*Task to carry out*. Would you go through the records below and copy each line with the string "JSON"?

Interface dataset entries
--- START ---
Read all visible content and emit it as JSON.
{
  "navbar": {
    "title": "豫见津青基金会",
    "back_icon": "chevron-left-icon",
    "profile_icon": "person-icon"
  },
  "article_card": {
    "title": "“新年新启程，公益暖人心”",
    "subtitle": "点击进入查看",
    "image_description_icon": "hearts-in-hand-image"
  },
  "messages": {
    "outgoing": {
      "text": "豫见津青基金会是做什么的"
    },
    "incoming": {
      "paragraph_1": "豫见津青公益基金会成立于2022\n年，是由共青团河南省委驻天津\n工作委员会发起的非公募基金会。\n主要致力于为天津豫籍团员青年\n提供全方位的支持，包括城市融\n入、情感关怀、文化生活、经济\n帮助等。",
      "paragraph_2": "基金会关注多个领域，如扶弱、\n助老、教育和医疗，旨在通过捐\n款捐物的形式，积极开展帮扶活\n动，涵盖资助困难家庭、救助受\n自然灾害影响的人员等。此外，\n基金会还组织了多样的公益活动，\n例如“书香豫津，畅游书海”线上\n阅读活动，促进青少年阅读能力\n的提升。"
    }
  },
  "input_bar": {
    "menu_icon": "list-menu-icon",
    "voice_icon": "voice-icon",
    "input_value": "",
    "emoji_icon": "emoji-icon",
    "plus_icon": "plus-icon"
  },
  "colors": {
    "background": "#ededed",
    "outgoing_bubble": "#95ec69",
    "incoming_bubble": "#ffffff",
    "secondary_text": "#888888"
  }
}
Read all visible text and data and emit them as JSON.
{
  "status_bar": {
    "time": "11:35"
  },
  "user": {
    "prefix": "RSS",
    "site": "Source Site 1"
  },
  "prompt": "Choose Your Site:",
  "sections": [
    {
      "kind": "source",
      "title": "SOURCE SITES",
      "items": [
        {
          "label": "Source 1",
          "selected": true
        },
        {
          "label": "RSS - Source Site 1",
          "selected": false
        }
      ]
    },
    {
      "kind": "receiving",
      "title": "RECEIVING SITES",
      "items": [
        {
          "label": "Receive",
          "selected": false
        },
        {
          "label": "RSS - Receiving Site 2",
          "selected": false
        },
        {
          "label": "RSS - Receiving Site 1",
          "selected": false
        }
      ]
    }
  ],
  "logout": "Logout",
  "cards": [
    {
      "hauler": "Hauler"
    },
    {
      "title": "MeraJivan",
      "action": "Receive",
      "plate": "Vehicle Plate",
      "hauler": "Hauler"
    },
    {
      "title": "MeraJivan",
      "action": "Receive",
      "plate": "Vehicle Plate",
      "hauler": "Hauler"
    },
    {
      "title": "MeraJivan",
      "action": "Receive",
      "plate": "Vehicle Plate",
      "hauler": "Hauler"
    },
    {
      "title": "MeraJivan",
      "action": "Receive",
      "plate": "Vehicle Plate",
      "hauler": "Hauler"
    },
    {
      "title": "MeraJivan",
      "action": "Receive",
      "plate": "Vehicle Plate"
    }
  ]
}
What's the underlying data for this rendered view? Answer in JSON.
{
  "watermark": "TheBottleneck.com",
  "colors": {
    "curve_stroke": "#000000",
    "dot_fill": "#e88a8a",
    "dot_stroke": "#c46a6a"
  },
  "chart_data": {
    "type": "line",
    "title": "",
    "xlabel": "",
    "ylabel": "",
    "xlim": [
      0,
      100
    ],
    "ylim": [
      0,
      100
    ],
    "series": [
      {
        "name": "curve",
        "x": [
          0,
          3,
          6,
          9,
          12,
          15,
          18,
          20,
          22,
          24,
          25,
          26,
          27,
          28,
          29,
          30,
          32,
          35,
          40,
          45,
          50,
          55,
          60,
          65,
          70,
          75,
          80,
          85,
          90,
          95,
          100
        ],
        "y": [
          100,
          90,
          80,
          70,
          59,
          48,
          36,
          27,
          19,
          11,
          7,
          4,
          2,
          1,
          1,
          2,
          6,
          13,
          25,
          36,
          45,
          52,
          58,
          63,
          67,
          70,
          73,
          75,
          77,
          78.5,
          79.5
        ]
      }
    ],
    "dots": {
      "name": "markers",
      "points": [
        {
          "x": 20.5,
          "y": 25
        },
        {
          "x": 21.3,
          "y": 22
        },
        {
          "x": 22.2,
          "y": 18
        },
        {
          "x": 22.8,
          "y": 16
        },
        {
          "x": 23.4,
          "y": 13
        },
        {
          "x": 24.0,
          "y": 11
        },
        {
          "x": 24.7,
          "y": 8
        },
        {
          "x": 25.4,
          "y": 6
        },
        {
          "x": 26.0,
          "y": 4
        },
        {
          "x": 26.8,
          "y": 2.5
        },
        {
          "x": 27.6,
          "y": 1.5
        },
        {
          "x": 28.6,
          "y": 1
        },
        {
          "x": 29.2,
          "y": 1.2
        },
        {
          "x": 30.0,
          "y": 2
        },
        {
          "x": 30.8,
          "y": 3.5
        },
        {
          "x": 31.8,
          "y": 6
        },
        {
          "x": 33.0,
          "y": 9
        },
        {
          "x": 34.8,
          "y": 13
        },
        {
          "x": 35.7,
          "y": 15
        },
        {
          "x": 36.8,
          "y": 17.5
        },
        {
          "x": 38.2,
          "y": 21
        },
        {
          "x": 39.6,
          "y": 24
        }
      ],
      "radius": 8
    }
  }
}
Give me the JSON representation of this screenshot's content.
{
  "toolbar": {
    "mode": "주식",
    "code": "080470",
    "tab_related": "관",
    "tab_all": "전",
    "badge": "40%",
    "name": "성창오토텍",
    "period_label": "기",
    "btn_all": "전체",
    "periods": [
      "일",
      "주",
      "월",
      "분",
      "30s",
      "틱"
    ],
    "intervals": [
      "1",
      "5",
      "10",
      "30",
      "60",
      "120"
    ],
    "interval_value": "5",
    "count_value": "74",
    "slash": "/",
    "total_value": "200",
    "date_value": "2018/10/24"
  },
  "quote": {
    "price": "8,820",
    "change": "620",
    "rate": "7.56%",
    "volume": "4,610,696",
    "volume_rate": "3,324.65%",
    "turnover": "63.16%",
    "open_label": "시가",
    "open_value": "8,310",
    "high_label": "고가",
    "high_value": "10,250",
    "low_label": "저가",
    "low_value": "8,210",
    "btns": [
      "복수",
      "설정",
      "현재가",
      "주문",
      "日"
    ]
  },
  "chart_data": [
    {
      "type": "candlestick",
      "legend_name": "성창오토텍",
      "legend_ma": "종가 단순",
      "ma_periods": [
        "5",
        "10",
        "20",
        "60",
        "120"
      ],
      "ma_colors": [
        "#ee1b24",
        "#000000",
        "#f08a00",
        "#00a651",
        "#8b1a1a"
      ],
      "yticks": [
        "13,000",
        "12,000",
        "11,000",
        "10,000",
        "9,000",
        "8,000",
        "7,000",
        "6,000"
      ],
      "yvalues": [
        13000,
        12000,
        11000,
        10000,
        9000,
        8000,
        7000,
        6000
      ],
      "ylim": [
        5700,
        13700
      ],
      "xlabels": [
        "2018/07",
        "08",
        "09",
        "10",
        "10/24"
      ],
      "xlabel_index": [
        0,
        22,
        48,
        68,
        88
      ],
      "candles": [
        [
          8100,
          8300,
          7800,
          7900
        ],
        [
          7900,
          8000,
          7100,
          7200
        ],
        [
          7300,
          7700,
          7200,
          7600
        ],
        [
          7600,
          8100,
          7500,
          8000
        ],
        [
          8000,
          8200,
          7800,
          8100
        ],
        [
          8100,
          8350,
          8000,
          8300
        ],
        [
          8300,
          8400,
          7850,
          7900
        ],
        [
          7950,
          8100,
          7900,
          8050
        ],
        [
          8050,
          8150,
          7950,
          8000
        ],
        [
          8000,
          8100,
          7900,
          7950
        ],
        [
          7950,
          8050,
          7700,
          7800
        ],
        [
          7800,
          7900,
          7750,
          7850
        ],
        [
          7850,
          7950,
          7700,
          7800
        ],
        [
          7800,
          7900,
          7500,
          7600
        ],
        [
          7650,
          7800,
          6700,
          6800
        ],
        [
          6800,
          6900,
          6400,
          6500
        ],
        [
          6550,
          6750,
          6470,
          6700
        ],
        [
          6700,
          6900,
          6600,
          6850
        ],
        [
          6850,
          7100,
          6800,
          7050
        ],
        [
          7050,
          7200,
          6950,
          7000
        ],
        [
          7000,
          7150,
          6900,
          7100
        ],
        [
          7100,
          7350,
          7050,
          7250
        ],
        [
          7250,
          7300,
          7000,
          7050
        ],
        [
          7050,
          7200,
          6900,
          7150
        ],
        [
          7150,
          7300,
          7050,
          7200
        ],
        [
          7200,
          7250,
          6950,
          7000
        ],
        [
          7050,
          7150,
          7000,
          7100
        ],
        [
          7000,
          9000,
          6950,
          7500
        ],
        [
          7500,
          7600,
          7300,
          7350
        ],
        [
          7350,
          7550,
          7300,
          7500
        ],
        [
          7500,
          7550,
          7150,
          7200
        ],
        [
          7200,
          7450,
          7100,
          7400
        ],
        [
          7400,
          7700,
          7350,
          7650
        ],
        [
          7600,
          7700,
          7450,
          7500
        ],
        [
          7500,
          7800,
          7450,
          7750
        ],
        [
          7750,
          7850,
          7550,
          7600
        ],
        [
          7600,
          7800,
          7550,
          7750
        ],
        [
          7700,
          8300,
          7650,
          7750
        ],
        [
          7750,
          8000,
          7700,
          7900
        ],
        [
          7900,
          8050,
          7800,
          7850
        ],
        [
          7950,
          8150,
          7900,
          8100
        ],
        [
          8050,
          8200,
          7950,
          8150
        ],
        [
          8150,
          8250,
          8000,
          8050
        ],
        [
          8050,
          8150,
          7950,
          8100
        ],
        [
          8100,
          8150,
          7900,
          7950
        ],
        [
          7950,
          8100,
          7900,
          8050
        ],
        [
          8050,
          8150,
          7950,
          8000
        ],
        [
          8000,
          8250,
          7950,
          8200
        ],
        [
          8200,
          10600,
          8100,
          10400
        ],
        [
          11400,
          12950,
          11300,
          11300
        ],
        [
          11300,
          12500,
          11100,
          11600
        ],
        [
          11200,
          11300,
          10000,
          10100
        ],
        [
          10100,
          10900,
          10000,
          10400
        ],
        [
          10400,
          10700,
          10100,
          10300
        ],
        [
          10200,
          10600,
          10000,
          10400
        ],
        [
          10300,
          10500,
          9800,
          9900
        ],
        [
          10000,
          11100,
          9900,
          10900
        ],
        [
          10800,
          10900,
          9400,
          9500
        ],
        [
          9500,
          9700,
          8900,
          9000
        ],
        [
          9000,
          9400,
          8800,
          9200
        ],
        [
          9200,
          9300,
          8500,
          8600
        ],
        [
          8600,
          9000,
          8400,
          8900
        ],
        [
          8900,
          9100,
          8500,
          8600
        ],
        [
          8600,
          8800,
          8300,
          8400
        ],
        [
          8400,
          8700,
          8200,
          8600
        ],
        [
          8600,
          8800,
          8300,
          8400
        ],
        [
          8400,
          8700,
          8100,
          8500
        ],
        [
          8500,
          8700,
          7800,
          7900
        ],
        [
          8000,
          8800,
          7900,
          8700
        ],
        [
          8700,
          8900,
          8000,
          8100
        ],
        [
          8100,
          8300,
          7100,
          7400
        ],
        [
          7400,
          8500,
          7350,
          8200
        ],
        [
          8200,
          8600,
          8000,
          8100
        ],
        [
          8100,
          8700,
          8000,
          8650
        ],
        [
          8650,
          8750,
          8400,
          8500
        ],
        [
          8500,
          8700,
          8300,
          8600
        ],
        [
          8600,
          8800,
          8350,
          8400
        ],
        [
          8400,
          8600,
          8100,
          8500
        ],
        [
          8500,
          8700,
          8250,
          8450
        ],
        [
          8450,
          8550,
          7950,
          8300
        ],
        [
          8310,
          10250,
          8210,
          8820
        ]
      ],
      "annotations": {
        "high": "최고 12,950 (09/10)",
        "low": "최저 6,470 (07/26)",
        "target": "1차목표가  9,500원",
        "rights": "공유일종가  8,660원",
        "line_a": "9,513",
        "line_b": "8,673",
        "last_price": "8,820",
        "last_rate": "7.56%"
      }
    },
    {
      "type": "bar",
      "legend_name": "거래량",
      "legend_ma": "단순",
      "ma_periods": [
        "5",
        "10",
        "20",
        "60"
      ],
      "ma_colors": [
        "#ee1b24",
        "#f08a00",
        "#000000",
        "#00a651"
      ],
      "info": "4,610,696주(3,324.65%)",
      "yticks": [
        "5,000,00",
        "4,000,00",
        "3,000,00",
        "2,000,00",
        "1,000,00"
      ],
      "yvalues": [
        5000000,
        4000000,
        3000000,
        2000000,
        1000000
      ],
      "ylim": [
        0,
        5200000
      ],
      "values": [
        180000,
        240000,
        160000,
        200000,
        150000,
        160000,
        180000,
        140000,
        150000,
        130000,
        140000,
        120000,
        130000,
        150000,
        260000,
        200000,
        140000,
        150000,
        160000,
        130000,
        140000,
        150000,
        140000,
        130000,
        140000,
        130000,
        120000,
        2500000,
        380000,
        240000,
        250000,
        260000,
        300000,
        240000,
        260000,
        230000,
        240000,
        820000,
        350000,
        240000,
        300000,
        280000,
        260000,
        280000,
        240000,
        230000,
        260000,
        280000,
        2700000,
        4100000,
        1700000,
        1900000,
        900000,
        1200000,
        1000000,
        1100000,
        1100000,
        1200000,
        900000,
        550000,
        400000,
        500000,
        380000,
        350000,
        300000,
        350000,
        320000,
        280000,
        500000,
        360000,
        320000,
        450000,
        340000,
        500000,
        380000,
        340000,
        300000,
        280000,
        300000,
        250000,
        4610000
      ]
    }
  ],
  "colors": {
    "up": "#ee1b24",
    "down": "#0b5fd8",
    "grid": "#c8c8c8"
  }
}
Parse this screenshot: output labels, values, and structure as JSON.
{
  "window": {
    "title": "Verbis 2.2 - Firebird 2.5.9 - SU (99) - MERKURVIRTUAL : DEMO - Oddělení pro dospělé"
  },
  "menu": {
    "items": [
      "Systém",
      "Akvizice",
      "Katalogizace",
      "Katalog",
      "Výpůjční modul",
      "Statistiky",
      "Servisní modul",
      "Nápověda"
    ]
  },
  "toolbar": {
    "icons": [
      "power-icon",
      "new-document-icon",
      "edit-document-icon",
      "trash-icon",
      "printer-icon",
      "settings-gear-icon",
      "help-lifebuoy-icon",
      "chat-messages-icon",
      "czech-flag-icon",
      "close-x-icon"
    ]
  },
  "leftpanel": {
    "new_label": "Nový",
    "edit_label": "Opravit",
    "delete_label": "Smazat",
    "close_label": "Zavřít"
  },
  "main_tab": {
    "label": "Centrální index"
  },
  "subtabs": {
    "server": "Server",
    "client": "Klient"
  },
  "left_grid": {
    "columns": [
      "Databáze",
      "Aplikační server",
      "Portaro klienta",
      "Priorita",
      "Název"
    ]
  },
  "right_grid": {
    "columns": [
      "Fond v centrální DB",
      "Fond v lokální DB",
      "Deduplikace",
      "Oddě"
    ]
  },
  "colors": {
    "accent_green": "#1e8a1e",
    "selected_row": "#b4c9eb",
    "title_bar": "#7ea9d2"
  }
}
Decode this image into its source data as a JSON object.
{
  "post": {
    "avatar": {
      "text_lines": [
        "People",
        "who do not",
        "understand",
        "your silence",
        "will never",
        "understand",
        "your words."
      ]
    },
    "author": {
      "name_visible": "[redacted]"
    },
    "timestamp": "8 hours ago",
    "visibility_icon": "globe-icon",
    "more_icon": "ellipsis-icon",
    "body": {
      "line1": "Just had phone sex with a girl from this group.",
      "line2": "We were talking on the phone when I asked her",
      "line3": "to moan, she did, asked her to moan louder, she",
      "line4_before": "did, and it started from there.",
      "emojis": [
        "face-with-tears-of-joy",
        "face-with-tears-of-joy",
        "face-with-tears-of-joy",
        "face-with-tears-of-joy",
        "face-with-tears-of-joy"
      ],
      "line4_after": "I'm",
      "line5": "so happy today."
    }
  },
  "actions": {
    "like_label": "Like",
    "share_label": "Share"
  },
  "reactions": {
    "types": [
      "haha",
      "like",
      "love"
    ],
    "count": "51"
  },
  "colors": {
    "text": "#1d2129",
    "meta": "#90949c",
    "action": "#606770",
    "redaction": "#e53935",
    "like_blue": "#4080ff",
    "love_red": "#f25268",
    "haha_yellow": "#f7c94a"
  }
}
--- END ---
*Solution to this exercise*.
Read all visible content and emit it as JSON.
Read all visible text and data and emit them as JSON.
What's the underlying data for this rendered view? Answer in JSON.
Give me the JSON representation of this screenshot's content.
Parse this screenshot: output labels, values, and structure as JSON.
Decode this image into its source data as a JSON object.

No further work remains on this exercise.